Volume 2017, Article ID 6726901, 6 pages
Research Article

Forkhead Protein FoxO1 Acts as a Repressor to Inhibit Cell Differentiation in Human Fetal Pancreatic Progenitor Cells

1Shenzhen University Diabetes Institute, Shenzhen University, Shenzhen 518060, China
2Institute of Clinical Medical Sciences, China-Japan Friendship Hospital, Beijing 100029, China
3Shenzhen Hightide Biopharmaceutical Ltd., Shenzhen 518000, China
4Department of Aging Medicine, The Sixth Hospital of Shenzhen Municipality, Shenzhen 518060, China

Correspondence should be addressed to Xiaosong Ma; nc.ude.uzs@amsx

Received 13 October 2016; Revised 27 December 2016; Accepted 29 January 2017; Published 28 February 2017

Academic Editor: Andrea Tura

Copyright © 2017 Zongzhe Jiang et al. This is an open access article distributed under the Creative Commons Attribution License, which permits unrestricted use, distribution, and reproduction in any medium, provided the original work is properly cited.

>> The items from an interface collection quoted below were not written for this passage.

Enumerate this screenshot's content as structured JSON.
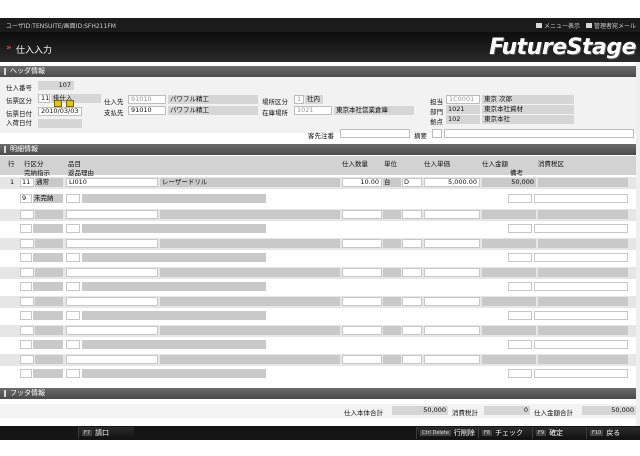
{
  "topbar": {
    "user_info": "ユーザID:TENSUITE/画面ID:SFH211FM",
    "menu_label": "メニュー表示",
    "admin_mail_label": "管理者宛メール"
  },
  "titlebar": {
    "title": "仕入入力",
    "brand": "FutureStage"
  },
  "header_section": {
    "title": "ヘッダ情報",
    "slip_no_label": "仕入番号",
    "slip_no": "107",
    "slip_type_label": "伝票区分",
    "slip_type_code": "11",
    "slip_type_name": "掛仕入",
    "slip_date_label": "伝票日付",
    "slip_date": "2010/03/03",
    "arrival_date_label": "入荷日付",
    "supplier_label": "仕入先",
    "supplier_code": "91010",
    "supplier_name": "パワフル精工",
    "payee_label": "支払先",
    "payee_code": "91010",
    "payee_name": "パワフル精工",
    "place_type_label": "場所区分",
    "place_type_code": "1",
    "place_type_name": "社内",
    "location_label": "在庫場所",
    "location_code": "1021",
    "location_name": "東京本社営業倉庫",
    "staff_label": "担当",
    "staff_code": "1C0001",
    "staff_name": "東京 次郎",
    "dept_label": "部門",
    "dept_code": "1021",
    "dept_name": "東京本社資材",
    "base_label": "拠点",
    "base_code": "102",
    "base_name": "東京本社",
    "customer_order_label": "客先注番",
    "summary_label": "摘要"
  },
  "detail_section": {
    "title": "明細情報",
    "headers": {
      "line": "行",
      "line_type": "行区分",
      "item": "品目",
      "qty": "仕入数量",
      "unit": "単位",
      "unit_price": "仕入単価",
      "amount": "仕入金額",
      "tax_type": "消費税区",
      "complete_flag": "完納指示",
      "return_reason": "返品理由",
      "note": "備考"
    },
    "row1": {
      "line": "1",
      "type_code": "11",
      "type_name": "通常",
      "item_code": "LI010",
      "item_name": "レーザードリル",
      "qty": "10.00",
      "unit": "台",
      "tax": "D",
      "unit_price": "5,000.00",
      "amount": "50,000",
      "complete_code": "9",
      "complete_name": "未完納"
    }
  },
  "footer_section": {
    "title": "フッタ情報",
    "subtotal_label": "仕入本体合計",
    "subtotal": "50,000",
    "tax_label": "消費税計",
    "tax": "0",
    "total_label": "仕入金額合計",
    "total": "50,000"
  },
  "fkeys": {
    "f7_key": "F7",
    "f7_label": "請口",
    "delete_key": "Ctrl Delete",
    "delete_label": "行削除",
    "f8_key": "F8",
    "f8_label": "チェック",
    "f9_key": "F9",
    "f9_label": "確定",
    "f10_key": "F10",
    "f10_label": "戻る"
  },
  "colors": {
    "accent_red": "#ff5a5a",
    "header_dark": "#1b1b1b",
    "section_gray": "#5a5a5a"
  }
}
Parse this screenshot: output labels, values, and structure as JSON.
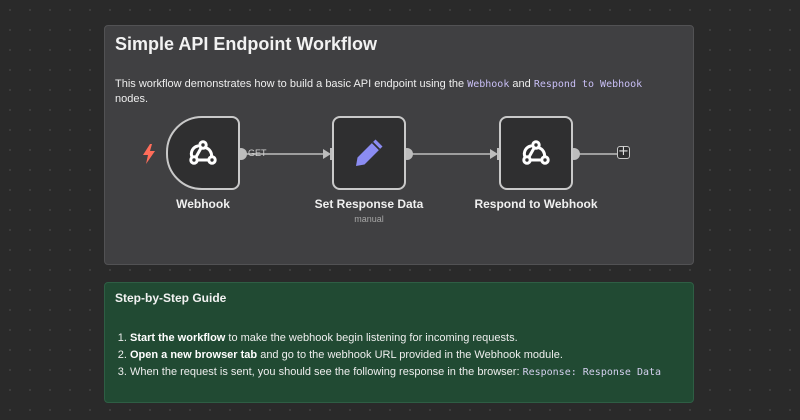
{
  "workflow_note": {
    "title": "Simple API Endpoint Workflow",
    "description_prefix": "This workflow demonstrates how to build a basic API endpoint using the ",
    "code_webhook": "Webhook",
    "description_and": " and ",
    "code_respond": "Respond to Webhook",
    "description_suffix": " nodes."
  },
  "nodes": [
    {
      "label": "Webhook",
      "icon": "webhook-icon",
      "type": "trigger"
    },
    {
      "label": "Set Response Data",
      "subtitle": "manual",
      "icon": "pencil-icon"
    },
    {
      "label": "Respond to Webhook",
      "icon": "webhook-icon"
    }
  ],
  "connection_label": "GET",
  "add_node_symbol": "+",
  "guide": {
    "title": "Step-by-Step Guide",
    "steps": [
      {
        "bold": "Start the workflow",
        "text": " to make the webhook begin listening for incoming requests."
      },
      {
        "bold": "Open a new browser tab",
        "text": " and go to the webhook URL provided in the Webhook module."
      },
      {
        "text": "When the request is sent, you should see the following response in the browser: ",
        "code": "Response: Response Data"
      }
    ]
  },
  "colors": {
    "canvas_background": "#2a2a2a",
    "note_background": "#404042",
    "guide_background": "#214a33",
    "trigger_bolt": "#ff6d5a",
    "pencil_icon": "#8b8cf2",
    "code_text": "#c9bff6"
  }
}
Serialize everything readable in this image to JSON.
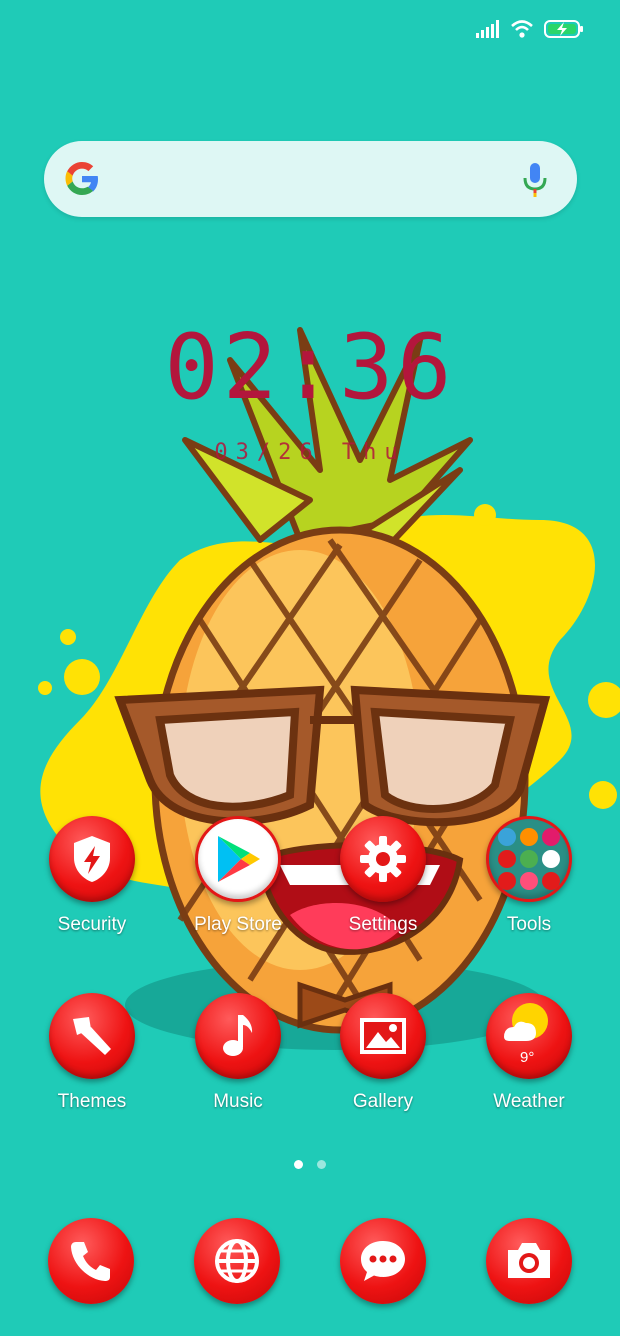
{
  "search": {
    "placeholder": "",
    "logo_icon": "google-g-icon",
    "mic_icon": "microphone-icon"
  },
  "clock": {
    "time": "02:36",
    "date": "03/26 Thu"
  },
  "apps": [
    {
      "label": "Security",
      "icon": "shield-bolt-icon"
    },
    {
      "label": "Play Store",
      "icon": "play-store-icon"
    },
    {
      "label": "Settings",
      "icon": "gear-icon"
    },
    {
      "label": "Tools",
      "icon": "folder-icon"
    },
    {
      "label": "Themes",
      "icon": "paint-brush-icon"
    },
    {
      "label": "Music",
      "icon": "music-note-icon"
    },
    {
      "label": "Gallery",
      "icon": "image-icon"
    },
    {
      "label": "Weather",
      "icon": "sun-cloud-icon",
      "temperature": "9°"
    }
  ],
  "dock": [
    {
      "icon": "phone-icon"
    },
    {
      "icon": "globe-icon"
    },
    {
      "icon": "message-icon"
    },
    {
      "icon": "camera-icon"
    }
  ],
  "pager": {
    "pages": 2,
    "current": 1
  },
  "colors": {
    "background": "#1fcbb7",
    "icon_red": "#e31717",
    "clock": "#b3163c"
  }
}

Our colleagues have reported previously that human pancreatic progenitor cells can readily differentiate into insulin-containing cells. Particularly, transplantation of these cell clusters upon in vitro induction for 3-4 w partially restores hyperglycemia in diabetic nude mice. In this study, we used human fetal pancreatic progenitor cells to identify the forkhead protein FoxO1 as the key regulator for cell differentiation. Thus, induction of human fetal pancreatic progenitor cells for 1 week led to increase of the pancreatic cell markers such as Ngn3, but decrease of stem cell markers including Oct4, Nanog, and CK19. Of note, FoxO1 knockdown or FoxO1 inhibitor significantly upregulated Ngn3 and insulin as well as the markers such as Glut2, Kir6.2, SUR1, and VDCC, which are designated for mature β cells. On the contrary, overexpression of FoxO1 suppressed the induction and reduced expression of these β cell markers. Taken together, these results suggest that FoxO1 may act as a repressor to inhibit cell differentiation in human fetal pancreatic progenitor cells.